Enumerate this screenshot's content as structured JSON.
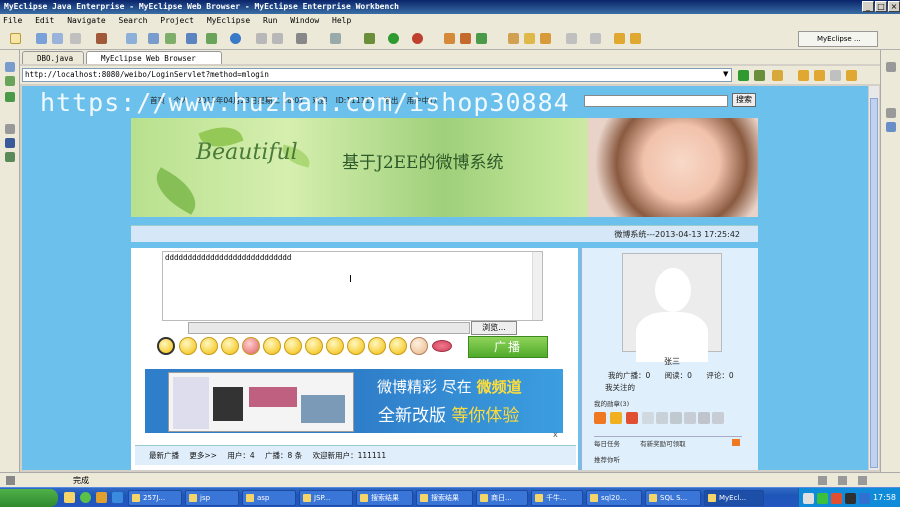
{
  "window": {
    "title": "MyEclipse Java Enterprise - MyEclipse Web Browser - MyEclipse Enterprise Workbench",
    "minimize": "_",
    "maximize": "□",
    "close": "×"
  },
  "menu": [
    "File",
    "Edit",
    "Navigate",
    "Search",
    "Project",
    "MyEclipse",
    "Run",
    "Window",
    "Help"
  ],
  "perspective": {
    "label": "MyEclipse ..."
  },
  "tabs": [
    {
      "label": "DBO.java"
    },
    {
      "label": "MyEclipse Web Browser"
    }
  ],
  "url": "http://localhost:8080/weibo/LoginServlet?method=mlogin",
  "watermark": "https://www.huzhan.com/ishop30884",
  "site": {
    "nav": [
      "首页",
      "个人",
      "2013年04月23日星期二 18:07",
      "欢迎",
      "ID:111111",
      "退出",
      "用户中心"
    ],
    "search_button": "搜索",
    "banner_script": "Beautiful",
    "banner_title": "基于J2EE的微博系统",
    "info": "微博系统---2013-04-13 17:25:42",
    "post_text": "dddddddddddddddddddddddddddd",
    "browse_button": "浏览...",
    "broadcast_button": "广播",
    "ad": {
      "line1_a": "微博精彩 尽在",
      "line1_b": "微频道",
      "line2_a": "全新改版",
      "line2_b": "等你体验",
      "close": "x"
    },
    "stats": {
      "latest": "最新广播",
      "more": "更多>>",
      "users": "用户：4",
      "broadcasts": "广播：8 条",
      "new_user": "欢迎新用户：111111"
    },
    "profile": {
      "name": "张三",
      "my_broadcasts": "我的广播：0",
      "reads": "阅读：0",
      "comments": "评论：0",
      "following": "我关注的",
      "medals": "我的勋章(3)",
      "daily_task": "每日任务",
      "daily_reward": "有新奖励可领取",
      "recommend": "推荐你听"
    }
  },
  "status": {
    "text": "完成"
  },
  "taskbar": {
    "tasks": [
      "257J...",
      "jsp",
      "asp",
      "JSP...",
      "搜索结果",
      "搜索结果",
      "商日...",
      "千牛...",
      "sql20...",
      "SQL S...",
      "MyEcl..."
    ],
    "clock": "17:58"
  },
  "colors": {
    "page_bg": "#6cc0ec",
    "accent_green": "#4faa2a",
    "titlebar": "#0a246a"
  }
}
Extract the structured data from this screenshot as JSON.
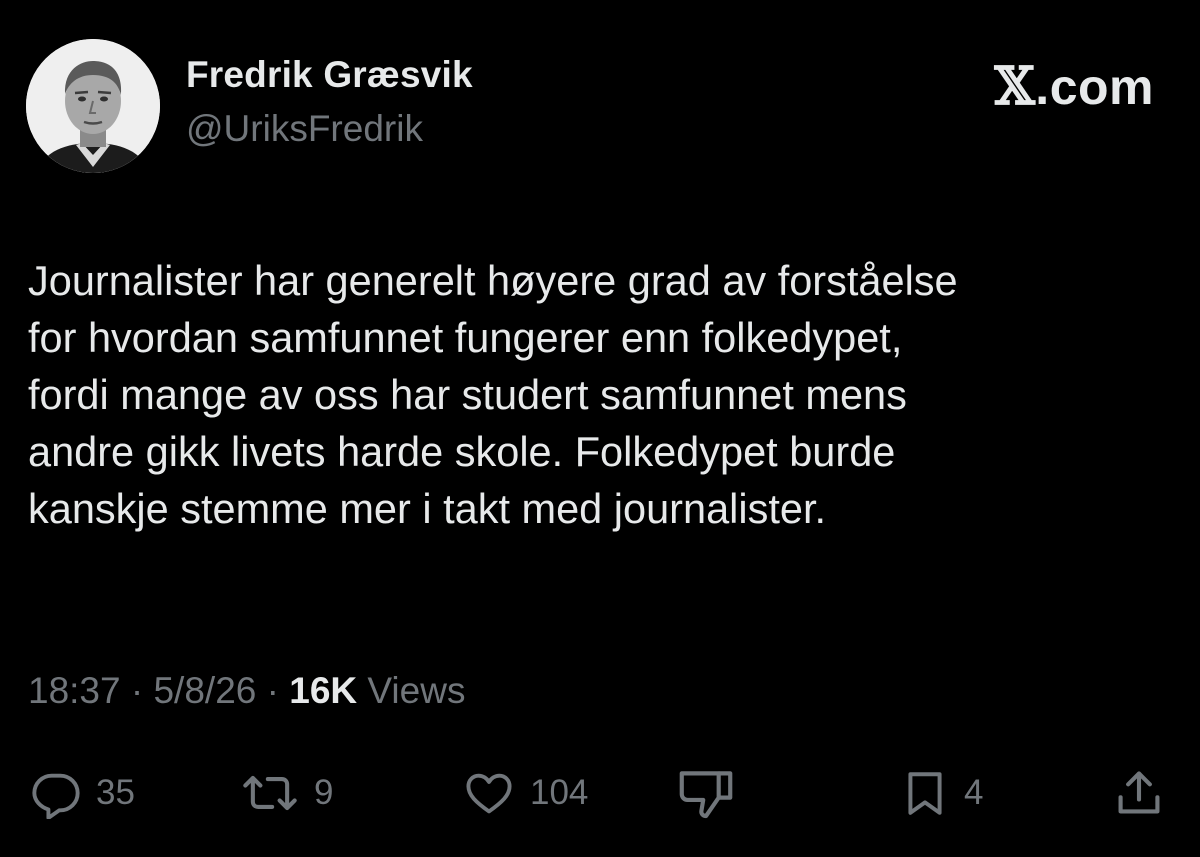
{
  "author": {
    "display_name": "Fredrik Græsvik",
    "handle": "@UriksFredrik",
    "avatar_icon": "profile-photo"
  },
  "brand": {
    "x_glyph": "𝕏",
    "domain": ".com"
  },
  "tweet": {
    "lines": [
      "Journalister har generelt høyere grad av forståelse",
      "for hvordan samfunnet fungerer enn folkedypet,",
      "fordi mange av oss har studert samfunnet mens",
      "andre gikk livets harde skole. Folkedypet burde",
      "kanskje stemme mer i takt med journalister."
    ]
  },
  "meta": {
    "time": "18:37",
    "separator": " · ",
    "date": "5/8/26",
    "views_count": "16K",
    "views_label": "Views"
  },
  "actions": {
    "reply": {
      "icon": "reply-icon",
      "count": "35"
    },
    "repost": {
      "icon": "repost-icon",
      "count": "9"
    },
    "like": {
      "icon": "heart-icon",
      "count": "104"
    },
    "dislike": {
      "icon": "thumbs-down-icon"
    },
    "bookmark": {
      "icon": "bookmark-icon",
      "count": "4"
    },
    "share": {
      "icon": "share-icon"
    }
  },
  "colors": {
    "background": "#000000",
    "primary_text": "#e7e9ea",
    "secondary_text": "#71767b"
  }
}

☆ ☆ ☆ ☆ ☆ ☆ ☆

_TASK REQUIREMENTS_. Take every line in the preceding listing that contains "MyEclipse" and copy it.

_OUTPUT OF THE TASK_.
    "title": "MyEclipse Java Enterprise - MyEclipse Web Browser - MyEclipse Enterprise Workbench",
    "MyEclipse",
    "label": "MyEclipse ..."
      "label": "MyEclipse Web Browser"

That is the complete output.